- YOUR TASK -
Hunt for the word "count" across the entries below, copying each line that holds it.

Data about app and page elements:
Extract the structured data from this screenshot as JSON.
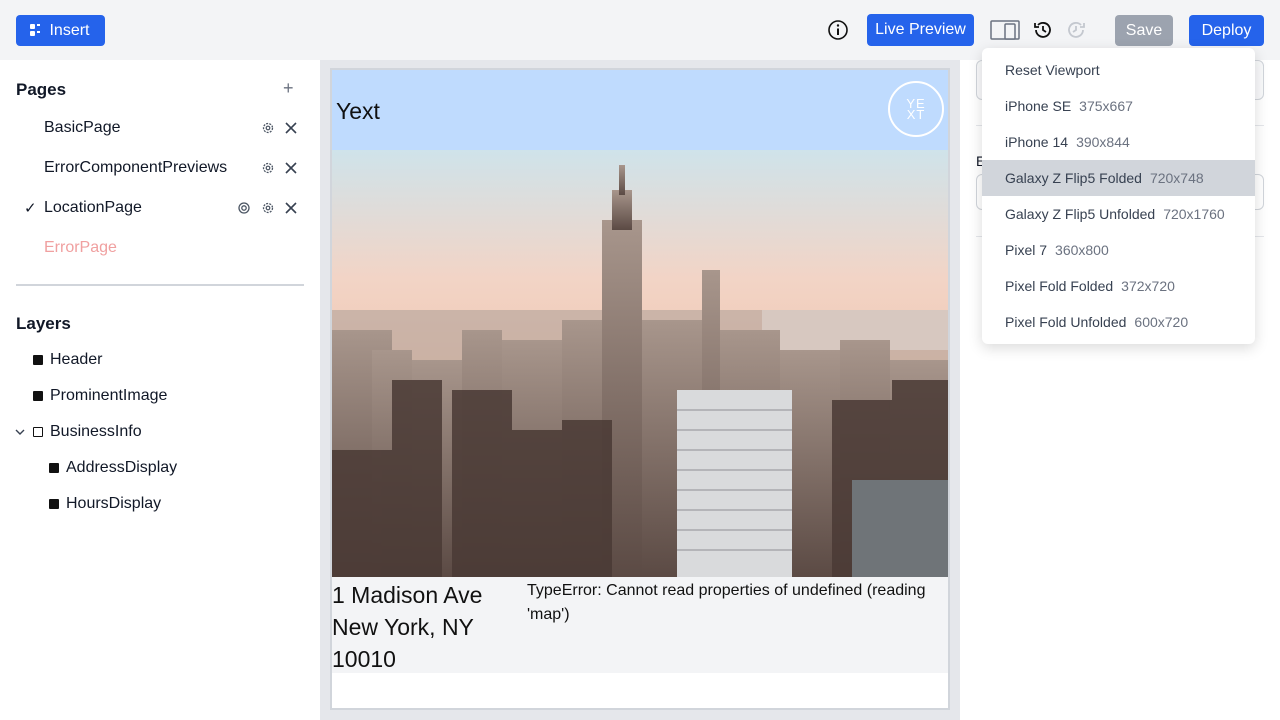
{
  "toolbar": {
    "insert_label": "Insert",
    "live_preview_label": "Live Preview",
    "save_label": "Save",
    "deploy_label": "Deploy"
  },
  "pages": {
    "title": "Pages",
    "items": [
      {
        "label": "BasicPage",
        "selected": false
      },
      {
        "label": "ErrorComponentPreviews",
        "selected": false
      },
      {
        "label": "LocationPage",
        "selected": true
      },
      {
        "label": "ErrorPage",
        "selected": false,
        "error": true
      }
    ]
  },
  "layers": {
    "title": "Layers",
    "items": [
      {
        "label": "Header"
      },
      {
        "label": "ProminentImage"
      },
      {
        "label": "BusinessInfo"
      },
      {
        "label": "AddressDisplay"
      },
      {
        "label": "HoursDisplay"
      }
    ]
  },
  "preview": {
    "brand": "Yext",
    "logo_line1": "YE",
    "logo_line2": "XT",
    "address_line1": "1 Madison Ave",
    "address_line2": "New York, NY",
    "address_line3": "10010",
    "error_text": "TypeError: Cannot read properties of undefined (reading 'map')"
  },
  "right_panel": {
    "label_initial": "E"
  },
  "viewport_menu": {
    "reset_label": "Reset Viewport",
    "items": [
      {
        "name": "iPhone SE",
        "size": "375x667"
      },
      {
        "name": "iPhone 14",
        "size": "390x844"
      },
      {
        "name": "Galaxy Z Flip5 Folded",
        "size": "720x748",
        "active": true
      },
      {
        "name": "Galaxy Z Flip5 Unfolded",
        "size": "720x1760"
      },
      {
        "name": "Pixel 7",
        "size": "360x800"
      },
      {
        "name": "Pixel Fold Folded",
        "size": "372x720"
      },
      {
        "name": "Pixel Fold Unfolded",
        "size": "600x720"
      }
    ]
  },
  "colors": {
    "accent": "#2563eb",
    "error_text": "#f0a0a0",
    "header_bg": "#bfdbfe"
  }
}
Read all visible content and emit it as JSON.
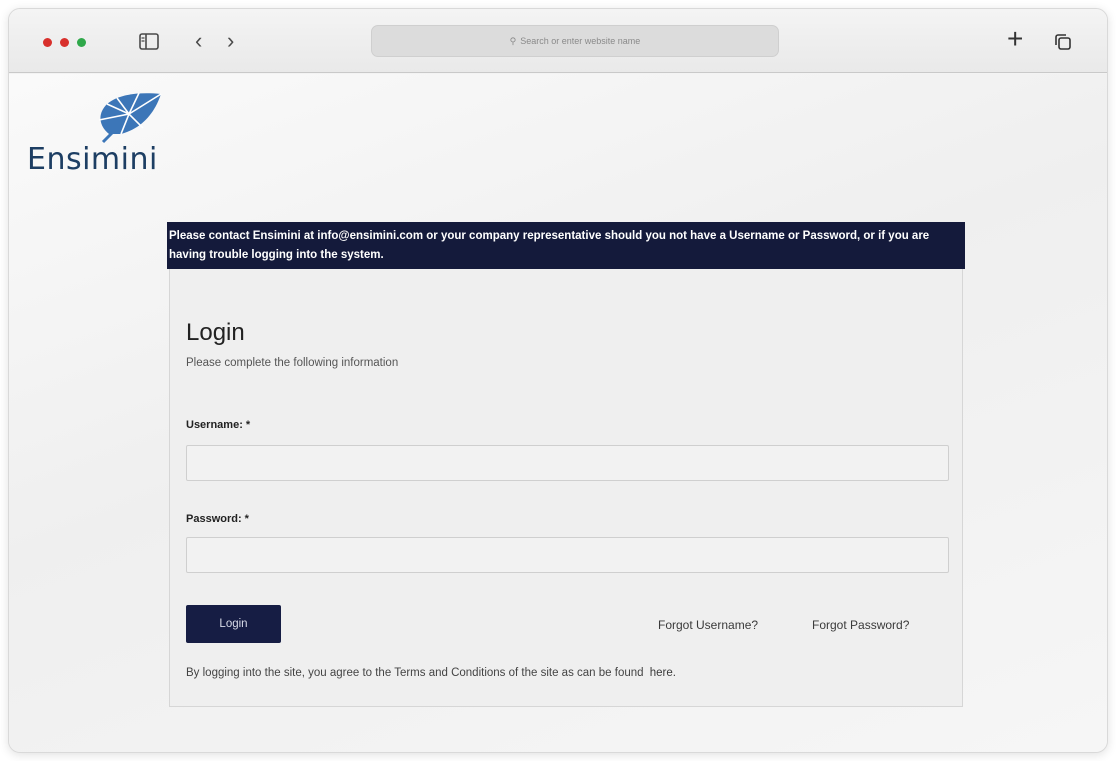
{
  "browser": {
    "address_placeholder": "Search or enter website name"
  },
  "brand": {
    "name": "Ensimini",
    "logo_color": "#2f6aa8"
  },
  "notice": {
    "text": "Please contact Ensimini at info@ensimini.com or your company representative should you not have a Username or Password, or if you are having trouble logging into the system.",
    "background": "#141a3b"
  },
  "login": {
    "title": "Login",
    "subtitle": "Please complete the following information",
    "username_label": "Username: *",
    "username_value": "",
    "password_label": "Password: *",
    "password_value": "",
    "button_label": "Login",
    "forgot_username": "Forgot Username?",
    "forgot_password": "Forgot Password?",
    "terms_text": "By logging into the site, you agree to the Terms and Conditions of the site as can be found",
    "terms_link": "here.",
    "accent": "#161d44"
  },
  "icons": {
    "sidebar": "sidebar-icon",
    "back": "chevron-left-icon",
    "forward": "chevron-right-icon",
    "search": "search-icon",
    "new_tab": "plus-icon",
    "tabs": "tab-overview-icon"
  }
}
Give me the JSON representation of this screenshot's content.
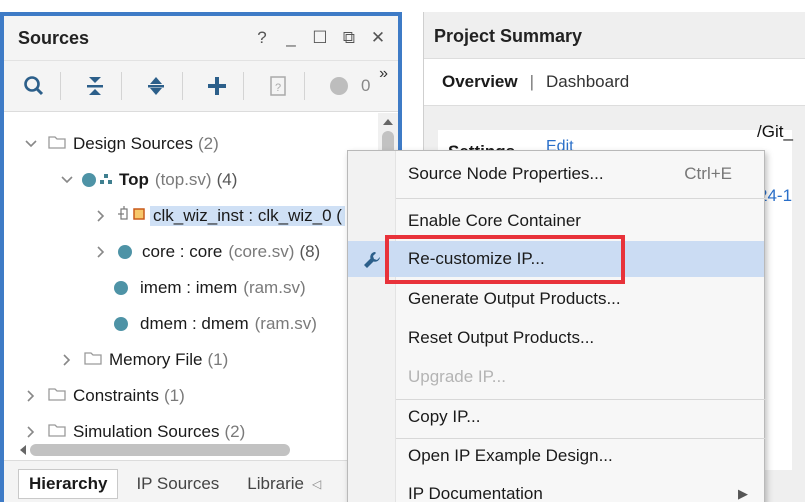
{
  "sources": {
    "title": "Sources",
    "controls": {
      "help": "?",
      "minimize": "_",
      "maximize": "☐",
      "float": "⧉",
      "close": "✕"
    },
    "toolbar": {
      "count": "0",
      "more": "»"
    },
    "tree": {
      "design_sources": {
        "label": "Design Sources",
        "count": "(2)"
      },
      "top": {
        "label": "Top",
        "file": "(top.sv)",
        "count": "(4)"
      },
      "clk": {
        "label": "clk_wiz_inst : clk_wiz_0 ("
      },
      "core": {
        "label": "core : core",
        "file": "(core.sv)",
        "count": "(8)"
      },
      "imem": {
        "label": "imem : imem",
        "file": "(ram.sv)"
      },
      "dmem": {
        "label": "dmem : dmem",
        "file": "(ram.sv)"
      },
      "memory_file": {
        "label": "Memory File",
        "count": "(1)"
      },
      "constraints": {
        "label": "Constraints",
        "count": "(1)"
      },
      "simulation": {
        "label": "Simulation Sources",
        "count": "(2)"
      }
    },
    "bottom_tabs": [
      "Hierarchy",
      "IP Sources",
      "Librarie"
    ]
  },
  "project": {
    "title": "Project Summary",
    "tabs": {
      "overview": "Overview",
      "separator": "|",
      "dashboard": "Dashboard"
    },
    "settings_label": "Settings",
    "edit_link": "Edit",
    "fragment_path": "/Git_",
    "fragment_link": "24-1"
  },
  "context_menu": {
    "items": [
      {
        "label": "Source Node Properties...",
        "shortcut": "Ctrl+E"
      },
      {
        "label": "Enable Core Container"
      },
      {
        "label": "Re-customize IP..."
      },
      {
        "label": "Generate Output Products..."
      },
      {
        "label": "Reset Output Products..."
      },
      {
        "label": "Upgrade IP..."
      },
      {
        "label": "Copy IP..."
      },
      {
        "label": "Open IP Example Design..."
      },
      {
        "label": "IP Documentation"
      }
    ]
  },
  "colors": {
    "panel_border": "#3e7bc6",
    "highlight_box": "#e8323a",
    "menu_hover": "#cbdcf3",
    "link": "#2a6fc9",
    "node_dot": "#4e93a6"
  }
}
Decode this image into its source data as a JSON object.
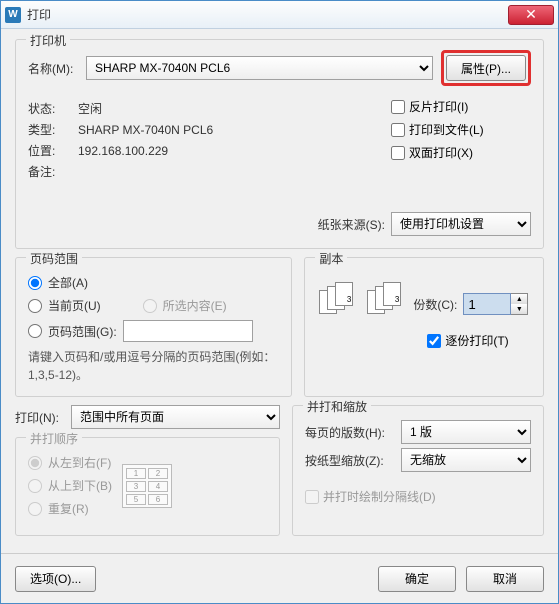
{
  "title": "打印",
  "printer_group": {
    "title": "打印机",
    "name_label": "名称(M):",
    "name_value": "SHARP MX-7040N PCL6",
    "properties_btn": "属性(P)...",
    "status_label": "状态:",
    "status_value": "空闲",
    "type_label": "类型:",
    "type_value": "SHARP MX-7040N PCL6",
    "where_label": "位置:",
    "where_value": "192.168.100.229",
    "comment_label": "备注:",
    "comment_value": "",
    "reverse_chk": "反片打印(I)",
    "tofile_chk": "打印到文件(L)",
    "duplex_chk": "双面打印(X)",
    "paper_label": "纸张来源(S):",
    "paper_value": "使用打印机设置"
  },
  "range_group": {
    "title": "页码范围",
    "all": "全部(A)",
    "current": "当前页(U)",
    "selection": "所选内容(E)",
    "pages": "页码范围(G):",
    "hint": "请键入页码和/或用逗号分隔的页码范围(例如：1,3,5-12)。"
  },
  "copies_group": {
    "title": "副本",
    "copies_label": "份数(C):",
    "copies_value": "1",
    "collate": "逐份打印(T)"
  },
  "print_label": "打印(N):",
  "print_value": "范围中所有页面",
  "order_group": {
    "title": "并打顺序",
    "lr": "从左到右(F)",
    "tb": "从上到下(B)",
    "repeat": "重复(R)"
  },
  "scale_group": {
    "title": "并打和缩放",
    "pps_label": "每页的版数(H):",
    "pps_value": "1 版",
    "scale_label": "按纸型缩放(Z):",
    "scale_value": "无缩放",
    "lines_chk": "并打时绘制分隔线(D)"
  },
  "footer": {
    "options": "选项(O)...",
    "ok": "确定",
    "cancel": "取消"
  }
}
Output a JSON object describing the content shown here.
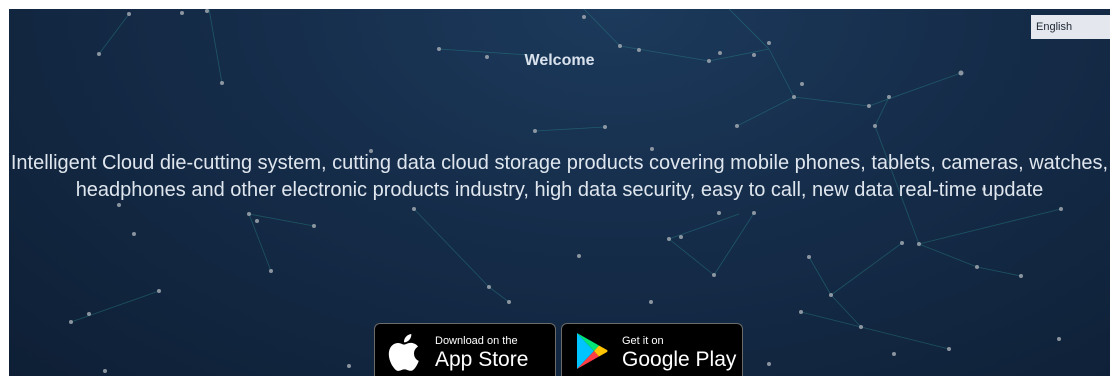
{
  "hero": {
    "welcome": "Welcome",
    "description": "Intelligent Cloud die-cutting system, cutting data cloud storage products covering mobile phones, tablets, cameras, watches, headphones and other electronic products industry, high data security, easy to call, new data real-time update"
  },
  "language_select": {
    "value": "English"
  },
  "badges": {
    "appstore": {
      "small": "Download on the",
      "big": "App Store"
    },
    "googleplay": {
      "small": "Get it on",
      "big": "Google Play"
    }
  },
  "colors": {
    "background_dark": "#0e1f35",
    "background_light": "#1c3a5c",
    "network_line": "#2a8a8c",
    "network_node": "#a0a8b0"
  }
}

- EXERCISE ANSWER -
      "count": "0",
        "count": "(2)"
        "count": "(4)"
        "count": "(8)"
        "count": "(1)"
        "count": "(1)"
        "count": "(2)"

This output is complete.